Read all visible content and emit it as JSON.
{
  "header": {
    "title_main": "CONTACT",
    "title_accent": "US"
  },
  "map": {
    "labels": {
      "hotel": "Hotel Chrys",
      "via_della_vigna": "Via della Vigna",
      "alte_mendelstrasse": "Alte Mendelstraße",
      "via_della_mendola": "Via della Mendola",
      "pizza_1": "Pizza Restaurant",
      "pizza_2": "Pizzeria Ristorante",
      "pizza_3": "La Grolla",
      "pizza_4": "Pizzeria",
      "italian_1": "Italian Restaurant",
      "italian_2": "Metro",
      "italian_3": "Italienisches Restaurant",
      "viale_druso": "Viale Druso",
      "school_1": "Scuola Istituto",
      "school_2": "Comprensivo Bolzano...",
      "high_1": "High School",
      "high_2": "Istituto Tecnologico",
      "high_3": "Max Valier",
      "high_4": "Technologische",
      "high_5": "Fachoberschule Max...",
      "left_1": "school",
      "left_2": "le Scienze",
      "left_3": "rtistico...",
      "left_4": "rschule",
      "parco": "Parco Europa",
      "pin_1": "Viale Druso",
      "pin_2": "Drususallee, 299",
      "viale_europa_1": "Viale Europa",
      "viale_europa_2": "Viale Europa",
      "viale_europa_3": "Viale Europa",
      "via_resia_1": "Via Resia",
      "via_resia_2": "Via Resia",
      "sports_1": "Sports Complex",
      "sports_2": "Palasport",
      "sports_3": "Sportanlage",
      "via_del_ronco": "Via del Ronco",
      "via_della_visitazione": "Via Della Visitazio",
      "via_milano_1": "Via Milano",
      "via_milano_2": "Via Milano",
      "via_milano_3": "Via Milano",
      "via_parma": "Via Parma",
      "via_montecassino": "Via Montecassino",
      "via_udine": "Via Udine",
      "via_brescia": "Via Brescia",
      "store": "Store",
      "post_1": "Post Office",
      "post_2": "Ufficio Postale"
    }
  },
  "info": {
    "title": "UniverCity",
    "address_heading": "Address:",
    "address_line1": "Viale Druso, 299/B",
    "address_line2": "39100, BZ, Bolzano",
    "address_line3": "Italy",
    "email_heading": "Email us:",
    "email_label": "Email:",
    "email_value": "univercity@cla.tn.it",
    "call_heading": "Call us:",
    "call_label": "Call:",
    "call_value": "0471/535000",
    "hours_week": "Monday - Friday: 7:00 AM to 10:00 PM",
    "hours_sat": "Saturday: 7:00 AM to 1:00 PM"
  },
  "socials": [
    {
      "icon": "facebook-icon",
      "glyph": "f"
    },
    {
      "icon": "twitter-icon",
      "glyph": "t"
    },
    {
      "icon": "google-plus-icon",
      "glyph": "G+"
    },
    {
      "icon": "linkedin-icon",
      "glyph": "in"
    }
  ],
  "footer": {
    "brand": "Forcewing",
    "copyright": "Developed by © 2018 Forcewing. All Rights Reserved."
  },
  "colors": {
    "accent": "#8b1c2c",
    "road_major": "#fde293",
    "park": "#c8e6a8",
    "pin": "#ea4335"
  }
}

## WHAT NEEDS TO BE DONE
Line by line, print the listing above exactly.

## SOLUTION FOR THIS TASK
Read all visible content and emit it as JSON.
{
  "header": {
    "title_main": "CONTACT",
    "title_accent": "US"
  },
  "map": {
    "labels": {
      "hotel": "Hotel Chrys",
      "via_della_vigna": "Via della Vigna",
      "alte_mendelstrasse": "Alte Mendelstraße",
      "via_della_mendola": "Via della Mendola",
      "pizza_1": "Pizza Restaurant",
      "pizza_2": "Pizzeria Ristorante",
      "pizza_3": "La Grolla",
      "pizza_4": "Pizzeria",
      "italian_1": "Italian Restaurant",
      "italian_2": "Metro",
      "italian_3": "Italienisches Restaurant",
      "viale_druso": "Viale Druso",
      "school_1": "Scuola Istituto",
      "school_2": "Comprensivo Bolzano...",
      "high_1": "High School",
      "high_2": "Istituto Tecnologico",
      "high_3": "Max Valier",
      "high_4": "Technologische",
      "high_5": "Fachoberschule Max...",
      "left_1": "school",
      "left_2": "le Scienze",
      "left_3": "rtistico...",
      "left_4": "rschule",
      "parco": "Parco Europa",
      "pin_1": "Viale Druso",
      "pin_2": "Drususallee, 299",
      "viale_europa_1": "Viale Europa",
      "viale_europa_2": "Viale Europa",
      "viale_europa_3": "Viale Europa",
      "via_resia_1": "Via Resia",
      "via_resia_2": "Via Resia",
      "sports_1": "Sports Complex",
      "sports_2": "Palasport",
      "sports_3": "Sportanlage",
      "via_del_ronco": "Via del Ronco",
      "via_della_visitazione": "Via Della Visitazio",
      "via_milano_1": "Via Milano",
      "via_milano_2": "Via Milano",
      "via_milano_3": "Via Milano",
      "via_parma": "Via Parma",
      "via_montecassino": "Via Montecassino",
      "via_udine": "Via Udine",
      "via_brescia": "Via Brescia",
      "store": "Store",
      "post_1": "Post Office",
      "post_2": "Ufficio Postale"
    }
  },
  "info": {
    "title": "UniverCity",
    "address_heading": "Address:",
    "address_line1": "Viale Druso, 299/B",
    "address_line2": "39100, BZ, Bolzano",
    "address_line3": "Italy",
    "email_heading": "Email us:",
    "email_label": "Email:",
    "email_value": "univercity@cla.tn.it",
    "call_heading": "Call us:",
    "call_label": "Call:",
    "call_value": "0471/535000",
    "hours_week": "Monday - Friday: 7:00 AM to 10:00 PM",
    "hours_sat": "Saturday: 7:00 AM to 1:00 PM"
  },
  "socials": [
    {
      "icon": "facebook-icon",
      "glyph": "f"
    },
    {
      "icon": "twitter-icon",
      "glyph": "t"
    },
    {
      "icon": "google-plus-icon",
      "glyph": "G+"
    },
    {
      "icon": "linkedin-icon",
      "glyph": "in"
    }
  ],
  "footer": {
    "brand": "Forcewing",
    "copyright": "Developed by © 2018 Forcewing. All Rights Reserved."
  },
  "colors": {
    "accent": "#8b1c2c",
    "road_major": "#fde293",
    "park": "#c8e6a8",
    "pin": "#ea4335"
  }
}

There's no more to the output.